Could you reproduce every entry as it stands, leaving the pictures behind?

Page and application data records:
-- Opening Marker --

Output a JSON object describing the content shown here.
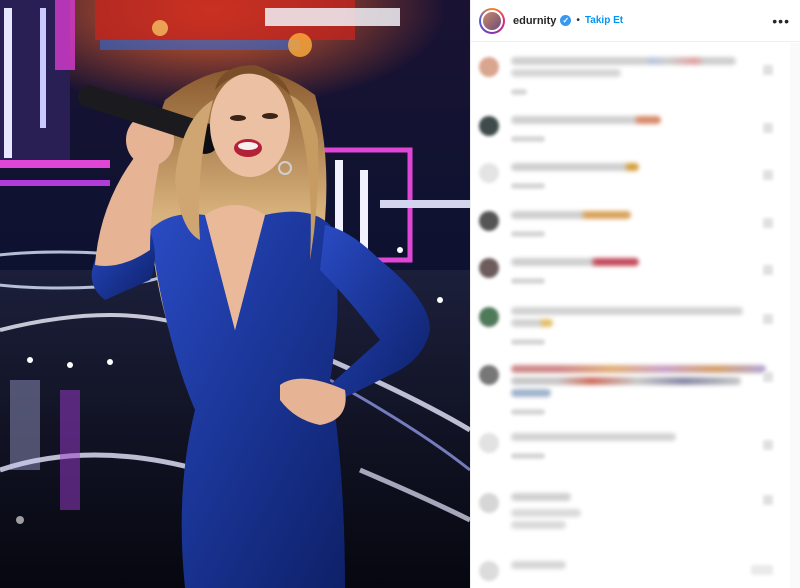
{
  "post": {
    "username": "edurnity",
    "verified_mark": "✓",
    "separator": "•",
    "follow_label": "Takip Et",
    "more_label": "•••"
  },
  "icons": [
    "verified-badge-icon",
    "more-options-icon",
    "heart-icon"
  ],
  "colors": {
    "follow": "#0095f6",
    "dress": "#1f3a9c",
    "stage_pink": "#d83bd0",
    "verified": "#3897f0"
  },
  "comments": [
    {
      "id": "c1"
    },
    {
      "id": "c2"
    },
    {
      "id": "c3"
    },
    {
      "id": "c4"
    },
    {
      "id": "c5"
    },
    {
      "id": "c6"
    },
    {
      "id": "c7"
    },
    {
      "id": "c8"
    },
    {
      "id": "c9"
    },
    {
      "id": "c10"
    }
  ]
}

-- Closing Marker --

Completed exercise:
Output a JSON object describing the content shown here.
{
  "post": {
    "username": "edurnity",
    "verified_mark": "✓",
    "separator": "•",
    "follow_label": "Takip Et",
    "more_label": "•••"
  },
  "icons": [
    "verified-badge-icon",
    "more-options-icon",
    "heart-icon"
  ],
  "colors": {
    "follow": "#0095f6",
    "dress": "#1f3a9c",
    "stage_pink": "#d83bd0",
    "verified": "#3897f0"
  },
  "comments": [
    {
      "id": "c1"
    },
    {
      "id": "c2"
    },
    {
      "id": "c3"
    },
    {
      "id": "c4"
    },
    {
      "id": "c5"
    },
    {
      "id": "c6"
    },
    {
      "id": "c7"
    },
    {
      "id": "c8"
    },
    {
      "id": "c9"
    },
    {
      "id": "c10"
    }
  ]
}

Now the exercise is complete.